*EXERCISE REQUIREMENTS*.
Within the data below, how many lines contain "image"? Reply with the number only.

(Web page and app entries)

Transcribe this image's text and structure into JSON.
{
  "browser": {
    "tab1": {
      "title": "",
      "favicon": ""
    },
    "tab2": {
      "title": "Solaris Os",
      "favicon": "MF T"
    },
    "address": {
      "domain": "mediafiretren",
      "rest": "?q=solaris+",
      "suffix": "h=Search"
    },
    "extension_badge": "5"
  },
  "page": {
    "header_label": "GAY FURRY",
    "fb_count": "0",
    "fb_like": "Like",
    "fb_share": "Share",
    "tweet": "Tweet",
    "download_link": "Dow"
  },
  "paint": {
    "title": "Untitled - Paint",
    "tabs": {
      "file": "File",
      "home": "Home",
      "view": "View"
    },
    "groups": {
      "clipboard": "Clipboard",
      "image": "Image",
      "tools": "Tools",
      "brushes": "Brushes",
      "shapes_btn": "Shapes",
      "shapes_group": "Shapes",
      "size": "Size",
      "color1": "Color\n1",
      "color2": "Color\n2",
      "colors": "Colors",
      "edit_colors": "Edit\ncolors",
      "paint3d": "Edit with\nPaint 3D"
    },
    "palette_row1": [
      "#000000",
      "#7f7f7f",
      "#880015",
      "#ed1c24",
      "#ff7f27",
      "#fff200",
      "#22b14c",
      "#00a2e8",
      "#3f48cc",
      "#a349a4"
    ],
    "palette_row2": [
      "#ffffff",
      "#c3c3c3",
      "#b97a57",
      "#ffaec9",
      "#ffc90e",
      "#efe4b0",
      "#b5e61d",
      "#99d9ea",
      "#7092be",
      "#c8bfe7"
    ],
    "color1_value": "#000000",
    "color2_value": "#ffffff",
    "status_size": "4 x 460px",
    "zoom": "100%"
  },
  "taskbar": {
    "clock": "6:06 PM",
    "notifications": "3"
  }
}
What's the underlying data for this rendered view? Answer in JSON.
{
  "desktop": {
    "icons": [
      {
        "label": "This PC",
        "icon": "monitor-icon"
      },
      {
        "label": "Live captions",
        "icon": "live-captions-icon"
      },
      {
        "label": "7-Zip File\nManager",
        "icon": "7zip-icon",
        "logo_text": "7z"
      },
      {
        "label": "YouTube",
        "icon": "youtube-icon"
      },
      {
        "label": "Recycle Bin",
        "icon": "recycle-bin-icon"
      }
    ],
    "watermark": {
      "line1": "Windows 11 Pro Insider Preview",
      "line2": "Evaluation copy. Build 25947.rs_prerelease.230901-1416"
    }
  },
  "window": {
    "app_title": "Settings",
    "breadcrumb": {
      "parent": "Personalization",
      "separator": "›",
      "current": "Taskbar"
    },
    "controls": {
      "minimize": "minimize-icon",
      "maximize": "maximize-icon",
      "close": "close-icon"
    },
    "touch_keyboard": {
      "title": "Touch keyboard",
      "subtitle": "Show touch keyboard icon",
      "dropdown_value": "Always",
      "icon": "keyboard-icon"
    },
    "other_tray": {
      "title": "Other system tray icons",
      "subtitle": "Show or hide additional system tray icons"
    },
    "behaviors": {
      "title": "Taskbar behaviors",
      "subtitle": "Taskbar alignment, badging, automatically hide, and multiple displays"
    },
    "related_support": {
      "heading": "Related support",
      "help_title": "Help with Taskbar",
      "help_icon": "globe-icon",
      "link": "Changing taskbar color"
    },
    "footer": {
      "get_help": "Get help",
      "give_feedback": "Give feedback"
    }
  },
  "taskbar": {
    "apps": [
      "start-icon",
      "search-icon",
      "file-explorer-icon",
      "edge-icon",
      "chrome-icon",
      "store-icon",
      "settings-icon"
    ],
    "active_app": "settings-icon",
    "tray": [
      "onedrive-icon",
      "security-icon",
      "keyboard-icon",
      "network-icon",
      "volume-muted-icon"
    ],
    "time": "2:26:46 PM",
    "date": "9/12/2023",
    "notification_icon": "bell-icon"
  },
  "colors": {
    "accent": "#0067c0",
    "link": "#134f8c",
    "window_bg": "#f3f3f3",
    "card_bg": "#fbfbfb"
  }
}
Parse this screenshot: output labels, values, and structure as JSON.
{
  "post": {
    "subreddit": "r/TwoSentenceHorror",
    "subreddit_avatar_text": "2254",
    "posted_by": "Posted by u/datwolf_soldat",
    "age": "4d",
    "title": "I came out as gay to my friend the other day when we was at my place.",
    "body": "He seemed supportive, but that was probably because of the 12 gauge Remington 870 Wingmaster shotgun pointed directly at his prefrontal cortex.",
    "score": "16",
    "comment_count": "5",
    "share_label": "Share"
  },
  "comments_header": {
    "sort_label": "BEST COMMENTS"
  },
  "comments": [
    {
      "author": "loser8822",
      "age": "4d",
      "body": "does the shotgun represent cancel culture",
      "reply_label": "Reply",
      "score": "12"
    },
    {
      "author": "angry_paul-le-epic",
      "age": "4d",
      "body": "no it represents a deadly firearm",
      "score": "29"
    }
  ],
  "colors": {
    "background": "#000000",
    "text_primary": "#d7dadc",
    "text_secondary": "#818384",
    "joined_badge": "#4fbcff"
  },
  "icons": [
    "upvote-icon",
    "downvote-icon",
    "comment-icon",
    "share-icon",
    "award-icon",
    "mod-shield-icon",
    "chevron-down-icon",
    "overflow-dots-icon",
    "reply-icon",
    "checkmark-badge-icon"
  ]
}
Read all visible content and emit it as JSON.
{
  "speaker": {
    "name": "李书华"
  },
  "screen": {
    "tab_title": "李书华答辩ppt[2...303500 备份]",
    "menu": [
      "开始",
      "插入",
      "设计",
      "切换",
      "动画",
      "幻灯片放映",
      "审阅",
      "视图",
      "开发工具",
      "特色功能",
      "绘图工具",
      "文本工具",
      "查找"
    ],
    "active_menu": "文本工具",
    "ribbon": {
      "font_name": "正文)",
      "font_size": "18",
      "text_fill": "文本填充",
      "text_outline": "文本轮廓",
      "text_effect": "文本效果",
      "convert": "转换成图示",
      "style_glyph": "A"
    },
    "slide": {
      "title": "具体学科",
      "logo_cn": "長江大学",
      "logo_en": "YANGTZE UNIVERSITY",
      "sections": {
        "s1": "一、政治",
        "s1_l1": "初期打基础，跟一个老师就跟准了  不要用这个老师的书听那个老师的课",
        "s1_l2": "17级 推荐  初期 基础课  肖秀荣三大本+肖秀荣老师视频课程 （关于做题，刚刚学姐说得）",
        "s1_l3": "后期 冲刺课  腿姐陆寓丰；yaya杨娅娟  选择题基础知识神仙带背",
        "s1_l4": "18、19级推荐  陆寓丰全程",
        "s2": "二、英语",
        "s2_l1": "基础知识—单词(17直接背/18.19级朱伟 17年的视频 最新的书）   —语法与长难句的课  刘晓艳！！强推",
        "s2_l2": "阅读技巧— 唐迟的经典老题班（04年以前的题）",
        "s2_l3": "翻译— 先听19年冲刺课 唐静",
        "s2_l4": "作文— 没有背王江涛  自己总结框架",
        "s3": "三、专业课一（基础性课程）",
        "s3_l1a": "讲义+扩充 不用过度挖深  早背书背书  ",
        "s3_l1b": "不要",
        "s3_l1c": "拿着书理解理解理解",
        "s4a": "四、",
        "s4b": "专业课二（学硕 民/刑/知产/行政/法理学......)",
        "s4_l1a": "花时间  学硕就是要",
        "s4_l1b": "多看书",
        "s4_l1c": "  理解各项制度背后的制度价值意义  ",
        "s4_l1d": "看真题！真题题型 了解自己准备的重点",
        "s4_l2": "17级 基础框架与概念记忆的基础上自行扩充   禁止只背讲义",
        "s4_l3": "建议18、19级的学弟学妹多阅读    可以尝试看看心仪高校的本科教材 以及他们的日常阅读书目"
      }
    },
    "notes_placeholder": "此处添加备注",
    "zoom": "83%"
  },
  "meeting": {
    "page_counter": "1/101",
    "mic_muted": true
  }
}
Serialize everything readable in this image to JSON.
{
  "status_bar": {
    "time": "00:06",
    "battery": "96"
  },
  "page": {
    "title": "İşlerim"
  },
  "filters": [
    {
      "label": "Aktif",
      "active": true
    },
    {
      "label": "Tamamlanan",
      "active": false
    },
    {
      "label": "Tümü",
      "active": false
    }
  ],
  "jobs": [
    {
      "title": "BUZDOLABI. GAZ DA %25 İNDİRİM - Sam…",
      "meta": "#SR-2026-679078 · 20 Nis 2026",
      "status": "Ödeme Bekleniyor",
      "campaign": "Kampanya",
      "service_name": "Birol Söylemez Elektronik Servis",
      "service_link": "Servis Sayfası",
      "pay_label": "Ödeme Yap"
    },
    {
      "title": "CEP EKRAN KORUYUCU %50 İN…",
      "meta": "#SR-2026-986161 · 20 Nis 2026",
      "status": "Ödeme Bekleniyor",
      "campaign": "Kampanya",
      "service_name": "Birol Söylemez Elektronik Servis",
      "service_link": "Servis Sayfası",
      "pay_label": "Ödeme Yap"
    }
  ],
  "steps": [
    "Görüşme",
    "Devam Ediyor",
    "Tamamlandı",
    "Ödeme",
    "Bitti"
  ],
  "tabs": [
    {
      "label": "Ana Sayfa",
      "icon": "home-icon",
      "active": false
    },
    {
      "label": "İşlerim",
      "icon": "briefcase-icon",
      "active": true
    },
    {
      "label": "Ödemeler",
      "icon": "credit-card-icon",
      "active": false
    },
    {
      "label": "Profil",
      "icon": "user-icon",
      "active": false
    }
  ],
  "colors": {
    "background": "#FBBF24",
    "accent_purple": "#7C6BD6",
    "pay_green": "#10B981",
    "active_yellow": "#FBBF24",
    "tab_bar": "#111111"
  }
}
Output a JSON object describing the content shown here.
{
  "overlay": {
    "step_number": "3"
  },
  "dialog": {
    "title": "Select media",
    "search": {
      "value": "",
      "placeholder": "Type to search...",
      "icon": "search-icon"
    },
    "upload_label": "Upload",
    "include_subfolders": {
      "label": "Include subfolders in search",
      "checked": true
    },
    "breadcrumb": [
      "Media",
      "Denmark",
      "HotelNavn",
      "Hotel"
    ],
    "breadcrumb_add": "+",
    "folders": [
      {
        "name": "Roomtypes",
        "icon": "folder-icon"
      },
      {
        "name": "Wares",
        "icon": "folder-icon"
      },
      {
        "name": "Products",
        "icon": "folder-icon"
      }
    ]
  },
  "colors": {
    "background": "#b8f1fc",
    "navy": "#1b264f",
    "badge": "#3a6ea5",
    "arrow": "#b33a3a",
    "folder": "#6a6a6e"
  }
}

*SOLUTION TO THE PROBLEM*.
3